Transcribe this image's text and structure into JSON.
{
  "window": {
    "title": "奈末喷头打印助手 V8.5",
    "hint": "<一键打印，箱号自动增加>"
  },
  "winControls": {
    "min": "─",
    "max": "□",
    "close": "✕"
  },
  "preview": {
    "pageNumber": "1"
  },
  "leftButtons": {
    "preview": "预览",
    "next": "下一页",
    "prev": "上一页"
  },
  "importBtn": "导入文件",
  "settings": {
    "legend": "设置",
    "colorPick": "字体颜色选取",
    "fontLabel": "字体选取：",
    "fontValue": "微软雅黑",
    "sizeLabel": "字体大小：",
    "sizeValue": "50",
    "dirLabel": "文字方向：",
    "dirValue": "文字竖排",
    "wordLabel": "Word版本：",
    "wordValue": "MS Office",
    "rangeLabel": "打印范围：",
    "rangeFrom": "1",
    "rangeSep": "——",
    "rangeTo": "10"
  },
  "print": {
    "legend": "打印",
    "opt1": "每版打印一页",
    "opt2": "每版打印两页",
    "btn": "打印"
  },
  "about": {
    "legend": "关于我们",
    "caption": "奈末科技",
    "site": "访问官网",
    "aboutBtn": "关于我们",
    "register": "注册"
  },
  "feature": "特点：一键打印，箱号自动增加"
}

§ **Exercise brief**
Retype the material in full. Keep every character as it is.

§ **Written solution**
Transcribe this image's text and structure into JSON.
{
  "window": {
    "title": "奈末喷头打印助手 V8.5",
    "hint": "<一键打印，箱号自动增加>"
  },
  "winControls": {
    "min": "─",
    "max": "□",
    "close": "✕"
  },
  "preview": {
    "pageNumber": "1"
  },
  "leftButtons": {
    "preview": "预览",
    "next": "下一页",
    "prev": "上一页"
  },
  "importBtn": "导入文件",
  "settings": {
    "legend": "设置",
    "colorPick": "字体颜色选取",
    "fontLabel": "字体选取：",
    "fontValue": "微软雅黑",
    "sizeLabel": "字体大小：",
    "sizeValue": "50",
    "dirLabel": "文字方向：",
    "dirValue": "文字竖排",
    "wordLabel": "Word版本：",
    "wordValue": "MS Office",
    "rangeLabel": "打印范围：",
    "rangeFrom": "1",
    "rangeSep": "——",
    "rangeTo": "10"
  },
  "print": {
    "legend": "打印",
    "opt1": "每版打印一页",
    "opt2": "每版打印两页",
    "btn": "打印"
  },
  "about": {
    "legend": "关于我们",
    "caption": "奈末科技",
    "site": "访问官网",
    "aboutBtn": "关于我们",
    "register": "注册"
  },
  "feature": "特点：一键打印，箱号自动增加"
}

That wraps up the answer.